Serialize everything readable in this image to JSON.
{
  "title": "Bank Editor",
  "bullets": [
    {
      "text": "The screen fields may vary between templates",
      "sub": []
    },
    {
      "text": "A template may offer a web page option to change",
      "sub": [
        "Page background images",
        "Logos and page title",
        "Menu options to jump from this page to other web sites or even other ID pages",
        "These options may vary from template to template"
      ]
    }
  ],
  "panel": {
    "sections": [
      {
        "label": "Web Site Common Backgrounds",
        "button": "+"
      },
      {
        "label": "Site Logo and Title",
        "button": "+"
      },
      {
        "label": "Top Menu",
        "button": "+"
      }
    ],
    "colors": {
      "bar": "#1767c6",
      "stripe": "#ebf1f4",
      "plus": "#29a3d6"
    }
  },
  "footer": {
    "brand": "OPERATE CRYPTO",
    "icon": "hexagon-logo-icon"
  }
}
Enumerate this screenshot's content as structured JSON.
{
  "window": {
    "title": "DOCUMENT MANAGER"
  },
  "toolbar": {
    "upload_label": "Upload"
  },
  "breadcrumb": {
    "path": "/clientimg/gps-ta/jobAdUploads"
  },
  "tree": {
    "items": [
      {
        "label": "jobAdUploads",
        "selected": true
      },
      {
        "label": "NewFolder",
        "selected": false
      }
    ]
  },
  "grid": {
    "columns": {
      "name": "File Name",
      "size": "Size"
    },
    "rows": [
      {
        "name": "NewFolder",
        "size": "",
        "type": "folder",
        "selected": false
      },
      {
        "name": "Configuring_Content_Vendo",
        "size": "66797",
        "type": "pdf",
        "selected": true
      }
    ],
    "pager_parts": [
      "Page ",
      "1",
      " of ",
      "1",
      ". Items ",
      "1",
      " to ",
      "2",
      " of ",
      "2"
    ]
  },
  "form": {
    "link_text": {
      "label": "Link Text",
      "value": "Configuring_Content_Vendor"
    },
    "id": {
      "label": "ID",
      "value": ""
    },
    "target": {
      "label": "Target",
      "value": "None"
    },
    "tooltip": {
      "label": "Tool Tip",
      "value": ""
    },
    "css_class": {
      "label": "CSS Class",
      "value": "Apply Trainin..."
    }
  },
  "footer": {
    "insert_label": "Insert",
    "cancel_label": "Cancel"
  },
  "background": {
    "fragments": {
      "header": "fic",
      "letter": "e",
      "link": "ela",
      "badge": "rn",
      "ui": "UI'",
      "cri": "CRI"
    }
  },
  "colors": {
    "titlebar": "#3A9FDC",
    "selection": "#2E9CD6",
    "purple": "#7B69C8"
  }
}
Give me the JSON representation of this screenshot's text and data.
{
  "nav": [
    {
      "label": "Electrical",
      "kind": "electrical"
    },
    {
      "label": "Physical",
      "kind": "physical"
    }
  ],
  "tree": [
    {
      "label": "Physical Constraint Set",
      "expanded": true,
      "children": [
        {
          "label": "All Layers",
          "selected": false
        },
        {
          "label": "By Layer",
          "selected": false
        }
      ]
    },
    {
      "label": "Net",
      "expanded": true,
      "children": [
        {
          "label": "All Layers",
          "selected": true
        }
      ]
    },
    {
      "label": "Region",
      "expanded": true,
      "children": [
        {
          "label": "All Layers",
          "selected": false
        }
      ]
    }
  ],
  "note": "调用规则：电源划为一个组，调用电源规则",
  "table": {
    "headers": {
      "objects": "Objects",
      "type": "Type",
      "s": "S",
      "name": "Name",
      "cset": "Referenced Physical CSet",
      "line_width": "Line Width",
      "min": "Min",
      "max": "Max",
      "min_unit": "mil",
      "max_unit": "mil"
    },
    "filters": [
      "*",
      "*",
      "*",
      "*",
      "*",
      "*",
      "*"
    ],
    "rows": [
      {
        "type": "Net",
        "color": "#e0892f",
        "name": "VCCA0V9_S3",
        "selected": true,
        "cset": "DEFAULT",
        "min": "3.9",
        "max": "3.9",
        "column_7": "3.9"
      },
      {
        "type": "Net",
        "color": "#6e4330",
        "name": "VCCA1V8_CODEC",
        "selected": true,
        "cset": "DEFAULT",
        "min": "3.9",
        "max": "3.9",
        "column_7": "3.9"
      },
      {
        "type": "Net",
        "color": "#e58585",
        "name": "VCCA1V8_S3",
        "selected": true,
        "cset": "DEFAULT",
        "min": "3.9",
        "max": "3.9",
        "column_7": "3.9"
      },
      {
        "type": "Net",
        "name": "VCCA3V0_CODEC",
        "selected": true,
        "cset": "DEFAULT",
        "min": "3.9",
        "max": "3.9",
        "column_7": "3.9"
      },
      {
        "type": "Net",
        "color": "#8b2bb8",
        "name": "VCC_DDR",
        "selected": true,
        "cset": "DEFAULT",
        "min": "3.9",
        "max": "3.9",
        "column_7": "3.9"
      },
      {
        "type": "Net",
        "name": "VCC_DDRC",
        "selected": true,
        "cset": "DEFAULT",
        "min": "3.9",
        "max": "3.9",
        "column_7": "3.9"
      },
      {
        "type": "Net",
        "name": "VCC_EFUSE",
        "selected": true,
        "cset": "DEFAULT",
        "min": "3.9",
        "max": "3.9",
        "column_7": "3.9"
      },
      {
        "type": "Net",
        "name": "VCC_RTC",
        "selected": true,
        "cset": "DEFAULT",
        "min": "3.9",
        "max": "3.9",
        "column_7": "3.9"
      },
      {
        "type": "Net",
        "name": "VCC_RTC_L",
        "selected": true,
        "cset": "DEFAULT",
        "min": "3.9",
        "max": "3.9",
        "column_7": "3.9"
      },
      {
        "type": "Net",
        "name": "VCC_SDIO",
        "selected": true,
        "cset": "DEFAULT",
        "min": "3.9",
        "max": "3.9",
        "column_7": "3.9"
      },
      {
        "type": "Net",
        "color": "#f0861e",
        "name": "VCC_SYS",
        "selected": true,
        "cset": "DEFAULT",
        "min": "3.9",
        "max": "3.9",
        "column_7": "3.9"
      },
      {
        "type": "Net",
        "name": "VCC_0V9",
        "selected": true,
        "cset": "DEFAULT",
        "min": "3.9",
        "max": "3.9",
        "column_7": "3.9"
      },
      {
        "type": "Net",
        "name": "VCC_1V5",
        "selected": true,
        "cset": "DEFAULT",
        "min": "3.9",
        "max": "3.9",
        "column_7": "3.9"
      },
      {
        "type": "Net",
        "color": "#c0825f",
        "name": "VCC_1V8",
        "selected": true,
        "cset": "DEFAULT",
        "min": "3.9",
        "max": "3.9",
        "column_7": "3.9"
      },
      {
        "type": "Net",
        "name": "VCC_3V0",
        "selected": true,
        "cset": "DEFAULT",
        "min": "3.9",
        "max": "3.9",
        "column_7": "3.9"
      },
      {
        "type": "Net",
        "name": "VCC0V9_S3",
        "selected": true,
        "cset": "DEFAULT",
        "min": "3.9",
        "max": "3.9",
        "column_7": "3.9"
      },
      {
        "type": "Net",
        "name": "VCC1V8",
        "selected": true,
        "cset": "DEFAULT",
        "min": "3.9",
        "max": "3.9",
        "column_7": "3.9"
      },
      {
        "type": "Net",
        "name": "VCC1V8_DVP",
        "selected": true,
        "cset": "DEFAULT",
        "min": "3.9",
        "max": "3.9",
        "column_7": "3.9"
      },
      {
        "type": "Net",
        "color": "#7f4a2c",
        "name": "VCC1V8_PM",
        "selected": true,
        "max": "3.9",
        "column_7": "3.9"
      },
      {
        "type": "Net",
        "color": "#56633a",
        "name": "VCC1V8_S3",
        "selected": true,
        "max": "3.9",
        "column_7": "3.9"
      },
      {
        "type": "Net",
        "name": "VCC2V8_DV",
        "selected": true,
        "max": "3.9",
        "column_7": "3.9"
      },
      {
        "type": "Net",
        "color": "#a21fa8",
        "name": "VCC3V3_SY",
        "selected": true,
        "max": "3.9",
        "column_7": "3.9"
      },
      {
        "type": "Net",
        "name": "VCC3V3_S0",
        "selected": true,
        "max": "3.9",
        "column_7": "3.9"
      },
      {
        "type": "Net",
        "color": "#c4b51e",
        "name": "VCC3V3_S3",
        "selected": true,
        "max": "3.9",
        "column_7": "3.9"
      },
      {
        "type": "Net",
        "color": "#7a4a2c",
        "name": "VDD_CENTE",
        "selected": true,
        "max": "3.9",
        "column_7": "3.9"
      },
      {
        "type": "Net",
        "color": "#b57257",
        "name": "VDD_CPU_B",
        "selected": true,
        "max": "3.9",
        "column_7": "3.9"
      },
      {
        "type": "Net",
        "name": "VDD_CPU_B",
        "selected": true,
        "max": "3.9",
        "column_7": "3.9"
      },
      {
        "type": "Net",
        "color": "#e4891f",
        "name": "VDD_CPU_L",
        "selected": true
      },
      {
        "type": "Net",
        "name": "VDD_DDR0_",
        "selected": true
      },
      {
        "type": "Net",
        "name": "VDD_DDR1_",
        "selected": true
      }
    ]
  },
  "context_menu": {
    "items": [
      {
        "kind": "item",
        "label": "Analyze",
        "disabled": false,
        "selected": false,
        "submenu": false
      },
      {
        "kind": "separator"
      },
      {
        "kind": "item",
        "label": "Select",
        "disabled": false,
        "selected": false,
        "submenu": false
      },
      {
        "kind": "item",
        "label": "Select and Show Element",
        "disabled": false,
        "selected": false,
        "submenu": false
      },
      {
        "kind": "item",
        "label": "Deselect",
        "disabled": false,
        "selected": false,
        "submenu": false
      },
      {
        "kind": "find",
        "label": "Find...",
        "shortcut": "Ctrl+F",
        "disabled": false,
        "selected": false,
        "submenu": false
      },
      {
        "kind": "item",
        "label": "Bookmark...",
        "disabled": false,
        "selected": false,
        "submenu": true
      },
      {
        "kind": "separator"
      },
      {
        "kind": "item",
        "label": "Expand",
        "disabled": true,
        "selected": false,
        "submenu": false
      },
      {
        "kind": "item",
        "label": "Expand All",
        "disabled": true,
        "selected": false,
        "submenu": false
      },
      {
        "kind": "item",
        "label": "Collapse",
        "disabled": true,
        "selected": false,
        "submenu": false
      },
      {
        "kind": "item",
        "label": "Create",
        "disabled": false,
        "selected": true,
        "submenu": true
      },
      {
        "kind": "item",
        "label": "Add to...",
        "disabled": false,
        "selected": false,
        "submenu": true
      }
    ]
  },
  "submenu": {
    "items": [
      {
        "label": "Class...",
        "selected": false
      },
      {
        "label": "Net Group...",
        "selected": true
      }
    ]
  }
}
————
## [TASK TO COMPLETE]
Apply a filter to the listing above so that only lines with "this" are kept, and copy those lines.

## [COMPLETED TASK]
Serialize everything readable in this image to JSON.
        "Menu options to jump from this page to other web sites or even other ID pages",
Enumerate this screenshot's content as structured JSON.
Give me the JSON representation of this screenshot's text and data.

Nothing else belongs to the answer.